While the spotlight has fallen firmly on the conduct of Ferrari following last weekend’s Spanish Grand Prix at the Circuit de Barcelona-Catalunya, Mercedes may have their own questions to answer in the wake of Lewis Hamilton’s dominant win - his second in a row.
Ferrari were criticised for the dubious legality of their innovative Halo-mounted mirrors in Spain, which have since been banned by the FIA.
The mirrors, which were mounted to the Halo head protection safety feature, were believed to give Ferrari more than the ‘incidental or minimal’ aerodynamic effect allowed by the rules.
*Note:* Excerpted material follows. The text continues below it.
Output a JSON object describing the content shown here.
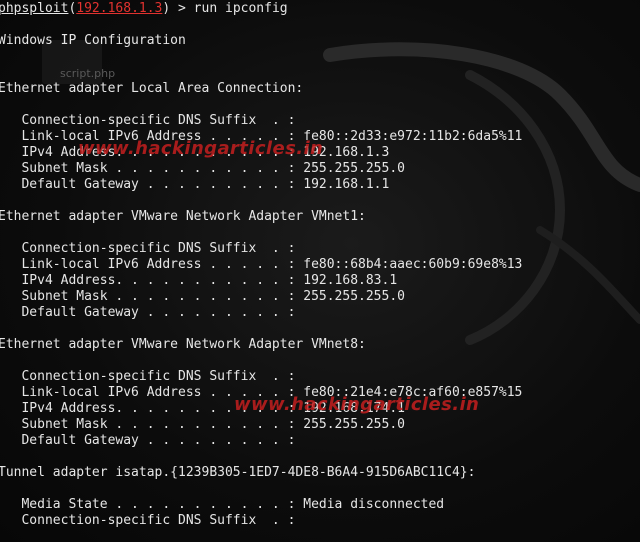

However, Mercedes were also spotted contravening regulations designed to stop teams from tricking their opponents into making a pit-stop by faking their own.
With the virtual safety car deployed and Hamilton ahead of Sebastian Vettel, the Mercedes mechanics were seen in their pit, fresh tyres at the ready.
However, only the Ferrari of Vettel pitted, while the Mercedes of Valtteri Bottas (who was assumedly the originally intended recipient of new tyres from Mercedes) declined to pit and instead continued racing.
Such actions are technically against Formula 1 sporting regulations 28.12, which state: "Team personnel are only allowed in the pit lane immediately before they are required to work on a car and must withdraw as soon as the work is complete."
The incursion of the Mercedes team into the pit-lane, new tyres in hand, could be construed as an attempt by the mechanics to manipulate Ferrari into pitting their own man.
That Ferrari have not lodged an official complaint against Mercedes suggests events did not affect their decision making, and regulation 28.12 is not enforced in any case (Mercedes and other teams have repeatedly broken the rule in recent times), so any complaint would likely be futile.
With regards to Ferrari's controversial mirrors, the FIA acknowledged that: "The rules currently in force with regard to mirrors are not perfect, and will strive to propose a more complete set of rules in terms of mirror position, mountings, visibility, etc. in the near future, with the aim to get a unanimous support for such changes for 2019."
With the FIA freely admitting that not all of its rules are particularly clear or definitive, teams such as Ferrari and Mercedes will likely continue to push the blurred lines of what is legal in the sport until they are told not to, and it is the job of the FIA to step in when the boundaries have been overstepped, ideally before an advantage has already be obtained.